“On that first trip I called poets and scholars to network for possible future work, which made the Fulbright possible,” says Karaja. Karaja grew up speaking English, while learning Albanian from her parents, who immigrated with her to America when she was two years old.
Karaja was editor-in-chief of this past spring’s issue of Long River Review, the annual UConn student-run literary magazine, as well as president of UConn’s Albanian Student Association.
Lau, an Honors graduate in biological sciences, won a year-long Fulbright award to work as an English teaching assistant at an elementary school in Taiwan. An aspiring pediatrician, Lau wanted to immerse herself in a new culture, learning teaching and interpersonal skills to prepare for her career.
“I want my students to understand that learning English is important to connect with the rest of the world, and be competitive in the global market,” says Lau.
Loughrey, an Honors student majoring in English and anthropology with a minor in digital arts, spent July 2014 at Nottingham Trent University on a United Kingdom Summer Institute Fulbright Award.
“The course being offered touched on creativity, culture, history, and heritage, which I thought would give me a lot of good connections and inspiration for the future.

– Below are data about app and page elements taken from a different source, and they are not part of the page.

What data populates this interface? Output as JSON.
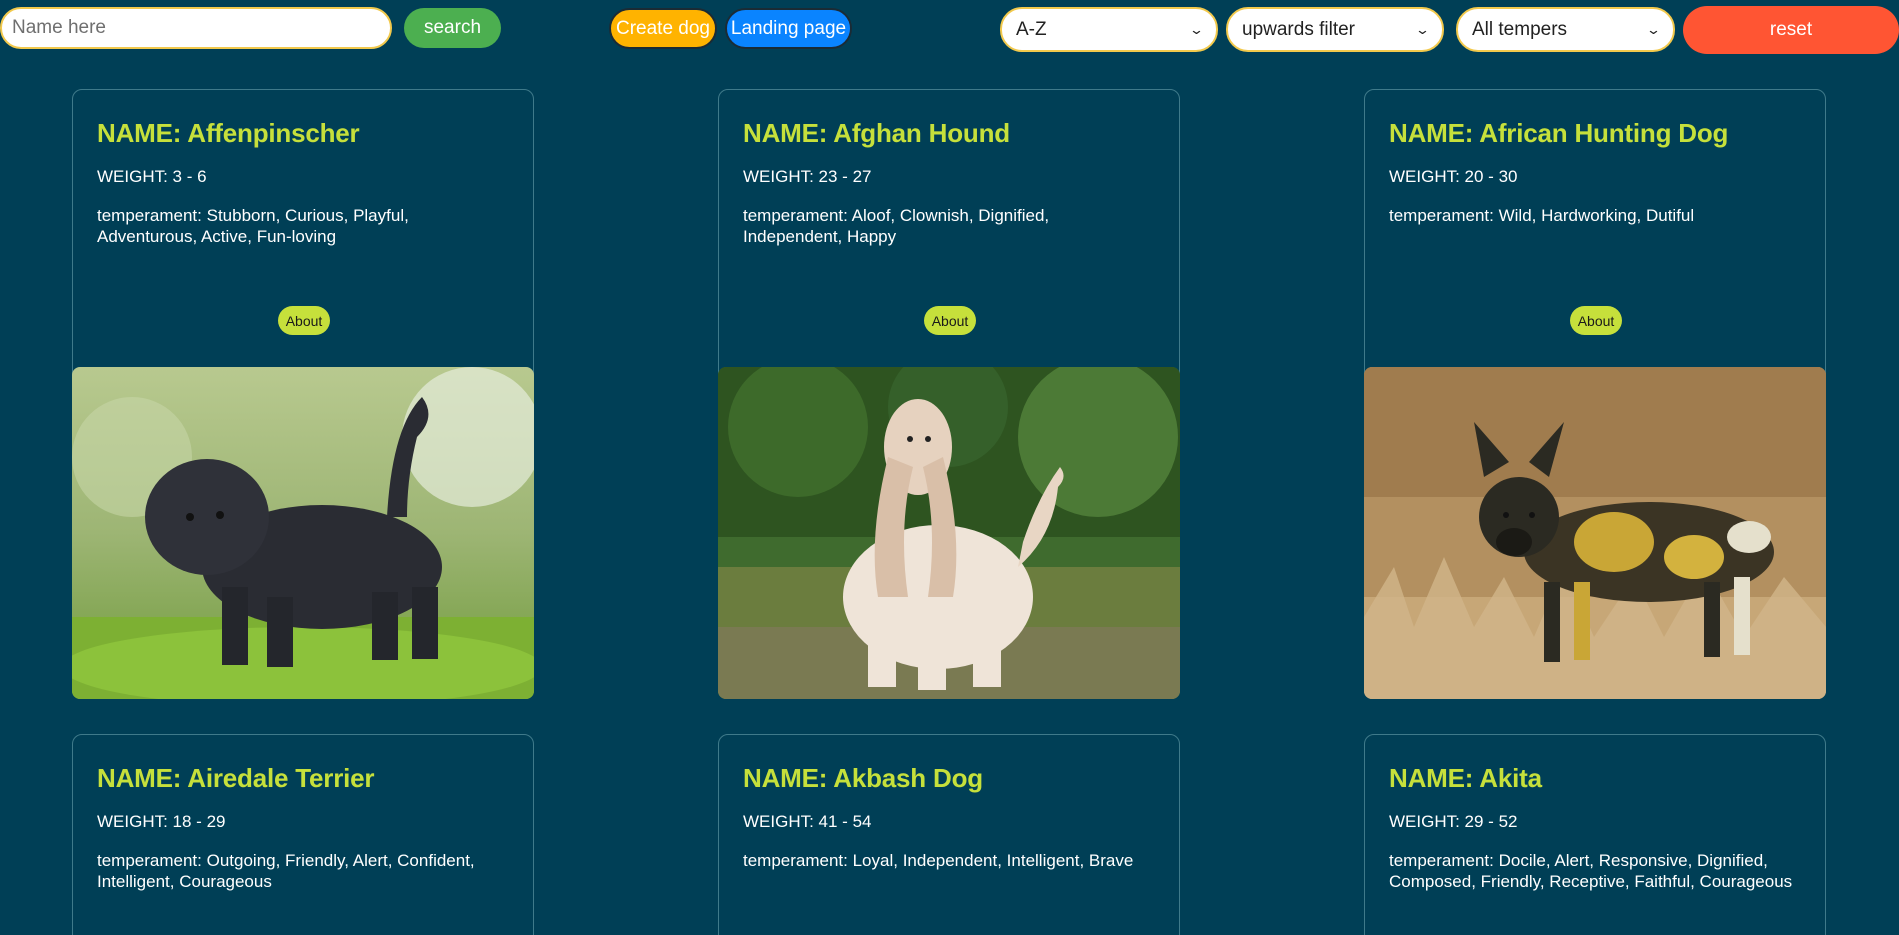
{
  "toolbar": {
    "search_placeholder": "Name here",
    "search_label": "search",
    "create_label": "Create dog",
    "landing_label": "Landing page",
    "order_select": "A-Z",
    "weight_select": "upwards filter",
    "temper_select": "All tempers",
    "reset_label": "reset"
  },
  "about_label": "About",
  "dogs": [
    {
      "name": "NAME: Affenpinscher",
      "weight": "WEIGHT: 3 - 6",
      "temperament": "temperament: Stubborn, Curious, Playful, Adventurous, Active, Fun-loving"
    },
    {
      "name": "NAME: Afghan Hound",
      "weight": "WEIGHT: 23 - 27",
      "temperament": "temperament: Aloof, Clownish, Dignified, Independent, Happy"
    },
    {
      "name": "NAME: African Hunting Dog",
      "weight": "WEIGHT: 20 - 30",
      "temperament": "temperament: Wild, Hardworking, Dutiful"
    },
    {
      "name": "NAME: Airedale Terrier",
      "weight": "WEIGHT: 18 - 29",
      "temperament": "temperament: Outgoing, Friendly, Alert, Confident, Intelligent, Courageous"
    },
    {
      "name": "NAME: Akbash Dog",
      "weight": "WEIGHT: 41 - 54",
      "temperament": "temperament: Loyal, Independent, Intelligent, Brave"
    },
    {
      "name": "NAME: Akita",
      "weight": "WEIGHT: 29 - 52",
      "temperament": "temperament: Docile, Alert, Responsive, Dignified, Composed, Friendly, Receptive, Faithful, Courageous"
    }
  ]
}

And it was fun,” she says.
The Fulbright experience may have opened the door for this two-time UConn Presidential Scholar to have added a gem to her design portfolio, only mid-way through her University career. On assignment, Loughrey designed logos of the sites her Fulbright class visited; one of her British professors may include Loughrey’s design in his project to rebrand a historic park.
The primary source of funding for the Fulbright Program is an annual congressional appropriation to the State Department. Since its inception in 1946, approximately 310,000 scholars have participated.
“The Fulbright Program is an opportunity for students to engage with the world with the ultimate goal of creating mutual understanding,” says Saunders-Kanabay. “They learn about themselves in the process.”
By: Lauren Lalancette | Story courtesy of UConn Today